I had, though, been back to the doctors three more times. On each occasion, they'd told me that I had an infected bite, and given me more antibiotics.
‘It could be a botfly,' she said.
‘Danielle already tested for that,' I sighed.
iThe week before, she'd held clingfilm across the bite. Apparently, it suffocates the parasite burrowing in you, tempting it to the surface. But nothing had happened.
‘I'm taking you back to the doctor,' Mum sighed.
It seemed her pushiness worked, because I was finally referred to a specialist at the Queen Elizabeth Hospital in Woolwich.
‘I don't know what it is,' he frowned, examining the now 50p-sized lump on my neck. ‘I need to operate to remove it.'
‘Please,' I sighed. ‘Just get rid of it.'
I was given local anaesthetic, so would be awake throughout. As the scalpel twisted into my neck I felt sick, but it was better than thinking about creepy crawlies under my skin.
Out of the corner of my eye, I saw the surgeon drop a chunk of my flesh into a dish. But there was no sign of flesh-eating maggots.
‘There was a void - a cavity - inside the section of skin we removed,' the doctor explained. ‘I've never seen anything like it.'
‘A hole?' I repeated. ‘As if something had buried itself in there and set up home?'
‘It explains the pain in your neck and shoulders but, apart from that, I don't know,' he shrugged.
So something had been living in my neck all this time, making itself at home. But where was it now?!
‘We can't go any deeper to explore,' he apologised. ‘If we did, we'd hit a nerve.'
Even though the chunk of skin they removed was sent for testing, it came back clear. So doctors still didn't know what was wrong with me. And worse, other lumps have started appearing across my shoulders and back.
‘The other day, I was vacuuming and felt something tickling my neck,' I told Mum a fortnight ago.
‘What was it?' she asked slowly.
‘Another maggot, I found it taking a dying wiggle on the carpet,' I gulped. ‘It had come out of one of the other lumps.'
I've no idea if there are more maggots to come, and neither do doctors. I've seen 10 in total, although they won't refer me to a tropical diseases clinic because I haven't been abroad.
Yet for two years now I've been clueless. Still, I'm booked in for a biopsy soon, maybe that will bring some answers. Next time you get a mozzie bite, though, think of me... and be careful what you're scratching!

• Doctor Peter Jay Hotez, Dean of the National School of Tropical Medicine, Houston, Texas, USA, says:
‘The lumps under her skin would signify, in my mind, that she has a form of myasis (fly larva). They enter through some form of open wound.
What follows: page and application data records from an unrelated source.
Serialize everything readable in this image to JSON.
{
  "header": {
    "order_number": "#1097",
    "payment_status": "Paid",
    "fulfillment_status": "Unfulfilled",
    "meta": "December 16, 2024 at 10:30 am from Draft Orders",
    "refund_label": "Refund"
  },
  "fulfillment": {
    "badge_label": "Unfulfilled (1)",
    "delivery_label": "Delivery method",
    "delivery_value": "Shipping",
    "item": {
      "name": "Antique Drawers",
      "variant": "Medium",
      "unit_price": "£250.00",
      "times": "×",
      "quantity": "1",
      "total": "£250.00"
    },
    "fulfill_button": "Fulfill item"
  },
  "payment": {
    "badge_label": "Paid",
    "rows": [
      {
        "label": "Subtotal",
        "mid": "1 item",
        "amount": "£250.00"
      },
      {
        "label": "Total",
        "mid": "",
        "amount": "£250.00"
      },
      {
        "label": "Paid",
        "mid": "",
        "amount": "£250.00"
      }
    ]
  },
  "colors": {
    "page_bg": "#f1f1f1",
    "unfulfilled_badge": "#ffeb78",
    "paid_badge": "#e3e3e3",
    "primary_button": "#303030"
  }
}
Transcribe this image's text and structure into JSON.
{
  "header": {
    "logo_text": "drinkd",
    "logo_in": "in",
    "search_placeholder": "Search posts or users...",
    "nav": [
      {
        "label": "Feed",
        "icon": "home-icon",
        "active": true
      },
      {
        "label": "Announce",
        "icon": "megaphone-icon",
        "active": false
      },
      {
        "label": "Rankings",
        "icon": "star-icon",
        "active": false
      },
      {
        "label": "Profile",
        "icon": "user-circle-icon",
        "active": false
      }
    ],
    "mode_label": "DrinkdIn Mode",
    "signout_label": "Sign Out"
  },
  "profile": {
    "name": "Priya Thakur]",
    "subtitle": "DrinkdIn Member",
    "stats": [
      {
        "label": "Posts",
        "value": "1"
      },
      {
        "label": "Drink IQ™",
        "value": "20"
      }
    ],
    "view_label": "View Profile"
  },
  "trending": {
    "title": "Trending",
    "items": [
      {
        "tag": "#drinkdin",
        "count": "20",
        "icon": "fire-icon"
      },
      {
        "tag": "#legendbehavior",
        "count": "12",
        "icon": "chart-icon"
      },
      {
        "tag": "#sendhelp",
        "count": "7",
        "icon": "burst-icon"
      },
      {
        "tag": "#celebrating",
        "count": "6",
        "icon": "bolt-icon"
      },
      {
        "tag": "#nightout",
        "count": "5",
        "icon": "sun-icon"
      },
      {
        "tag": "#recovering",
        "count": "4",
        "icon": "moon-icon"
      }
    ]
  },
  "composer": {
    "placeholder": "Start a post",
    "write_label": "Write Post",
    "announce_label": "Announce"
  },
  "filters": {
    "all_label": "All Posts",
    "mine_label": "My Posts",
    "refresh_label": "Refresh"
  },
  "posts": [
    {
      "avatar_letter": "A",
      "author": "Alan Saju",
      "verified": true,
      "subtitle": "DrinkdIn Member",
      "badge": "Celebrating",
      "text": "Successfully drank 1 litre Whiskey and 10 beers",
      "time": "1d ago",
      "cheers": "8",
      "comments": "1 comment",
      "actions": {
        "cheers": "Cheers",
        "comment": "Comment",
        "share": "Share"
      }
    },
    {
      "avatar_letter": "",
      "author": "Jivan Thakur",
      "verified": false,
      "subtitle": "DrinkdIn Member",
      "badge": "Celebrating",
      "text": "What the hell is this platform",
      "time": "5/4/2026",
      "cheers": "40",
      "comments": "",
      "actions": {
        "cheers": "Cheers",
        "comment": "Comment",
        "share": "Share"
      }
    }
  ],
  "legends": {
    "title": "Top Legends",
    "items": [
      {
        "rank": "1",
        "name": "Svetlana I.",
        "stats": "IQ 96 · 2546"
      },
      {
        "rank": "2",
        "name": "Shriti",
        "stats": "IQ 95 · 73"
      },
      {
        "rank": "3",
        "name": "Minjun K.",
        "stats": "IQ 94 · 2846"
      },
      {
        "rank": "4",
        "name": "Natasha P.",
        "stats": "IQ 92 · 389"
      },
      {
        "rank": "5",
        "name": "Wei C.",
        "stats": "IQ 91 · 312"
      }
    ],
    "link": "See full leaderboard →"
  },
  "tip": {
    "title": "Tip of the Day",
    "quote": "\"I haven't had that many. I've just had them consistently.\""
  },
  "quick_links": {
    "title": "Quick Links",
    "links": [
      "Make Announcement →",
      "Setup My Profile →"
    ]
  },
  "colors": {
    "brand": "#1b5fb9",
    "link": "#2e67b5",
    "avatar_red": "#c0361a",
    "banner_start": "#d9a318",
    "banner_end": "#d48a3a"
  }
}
It's very unusual for this to happen in the United Kingdom.
‘Medication, like a dose of Ivermectin, should kill the infection. Then follow this with proper surgical removal. But it's impossible to give a definite answer without an examination.'

Louise Chapman, 35, Abbey Wood, London